In the 40/49 range, you are waiting for pocket Aces, so if you see one get dealt to you, you raise with a wide range of hands. Now, some people will fold that pocket pair if they see a raise, but if you have it and someone raises in front of them, be willing to call 4 bet pots with any pocket pair. Do not call 3 bet pots with small pocket pairs. You want to see a flop with as few players in the pot as possible.

In the 50s/100s of the MPO777 tournament, I play similar. I always wait for a pocket pair to open the pot. If someone pre-flop goes all-in, I generally will call because I am generally a small stack in these situations.
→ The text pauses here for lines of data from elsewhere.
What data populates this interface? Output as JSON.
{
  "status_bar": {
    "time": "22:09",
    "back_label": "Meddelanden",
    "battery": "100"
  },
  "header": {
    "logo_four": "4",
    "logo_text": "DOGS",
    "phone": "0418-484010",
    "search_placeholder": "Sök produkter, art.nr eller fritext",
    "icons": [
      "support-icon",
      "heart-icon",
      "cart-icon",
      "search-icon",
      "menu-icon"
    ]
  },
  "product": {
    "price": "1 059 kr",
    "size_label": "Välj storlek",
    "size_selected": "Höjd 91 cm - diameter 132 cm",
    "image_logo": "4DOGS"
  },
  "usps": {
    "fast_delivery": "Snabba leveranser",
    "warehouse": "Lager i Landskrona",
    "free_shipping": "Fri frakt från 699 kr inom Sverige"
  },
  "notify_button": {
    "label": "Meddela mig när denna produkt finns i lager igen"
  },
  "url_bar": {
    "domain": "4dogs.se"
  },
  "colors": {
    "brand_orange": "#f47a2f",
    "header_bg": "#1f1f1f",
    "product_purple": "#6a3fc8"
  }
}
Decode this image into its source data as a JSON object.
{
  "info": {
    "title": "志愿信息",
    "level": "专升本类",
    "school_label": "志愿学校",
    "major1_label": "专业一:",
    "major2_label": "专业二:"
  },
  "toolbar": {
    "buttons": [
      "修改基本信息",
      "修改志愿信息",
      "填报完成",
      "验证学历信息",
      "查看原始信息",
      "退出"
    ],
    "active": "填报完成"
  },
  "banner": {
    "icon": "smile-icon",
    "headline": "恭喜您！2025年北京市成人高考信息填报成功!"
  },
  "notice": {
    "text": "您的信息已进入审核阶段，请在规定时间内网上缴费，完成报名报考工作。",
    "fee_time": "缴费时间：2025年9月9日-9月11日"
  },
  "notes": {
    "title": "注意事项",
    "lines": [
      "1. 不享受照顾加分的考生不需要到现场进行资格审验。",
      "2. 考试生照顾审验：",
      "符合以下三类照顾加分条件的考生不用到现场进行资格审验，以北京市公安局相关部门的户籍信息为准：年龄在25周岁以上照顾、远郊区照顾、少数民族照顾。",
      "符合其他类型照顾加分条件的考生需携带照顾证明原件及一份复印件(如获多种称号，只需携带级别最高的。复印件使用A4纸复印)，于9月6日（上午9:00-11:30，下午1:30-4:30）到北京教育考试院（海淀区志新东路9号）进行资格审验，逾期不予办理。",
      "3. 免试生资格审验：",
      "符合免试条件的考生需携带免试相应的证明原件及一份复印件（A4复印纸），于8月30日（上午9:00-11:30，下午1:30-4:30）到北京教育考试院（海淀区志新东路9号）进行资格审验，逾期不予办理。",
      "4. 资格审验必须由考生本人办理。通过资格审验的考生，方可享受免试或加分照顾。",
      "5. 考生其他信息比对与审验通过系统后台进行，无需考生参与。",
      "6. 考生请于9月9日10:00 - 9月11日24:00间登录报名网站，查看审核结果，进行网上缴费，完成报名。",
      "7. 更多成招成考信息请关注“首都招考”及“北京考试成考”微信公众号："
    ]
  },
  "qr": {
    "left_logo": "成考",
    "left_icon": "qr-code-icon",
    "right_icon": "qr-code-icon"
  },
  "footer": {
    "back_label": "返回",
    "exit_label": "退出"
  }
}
That being said, if you hit your set and get called or re-raised, I like to get out a 8 or 9 myself since you are probably stuck with it. You may say that since you are a set player, you should put the pressure on the other player by following the strategy of limping into the pot. If you limp into a pot with 8-6 and if an early position player raises in front of you, you are not going to win a ton of chips that early. However, if you hit your set and make a bigger raise to about 4 times the blind, you might scare away the hands that you would normally raise with. You want your opponents to think you are really strong before they start calling bigger raises, so if they limp into the pot, the first thing that you should do is look at the flop.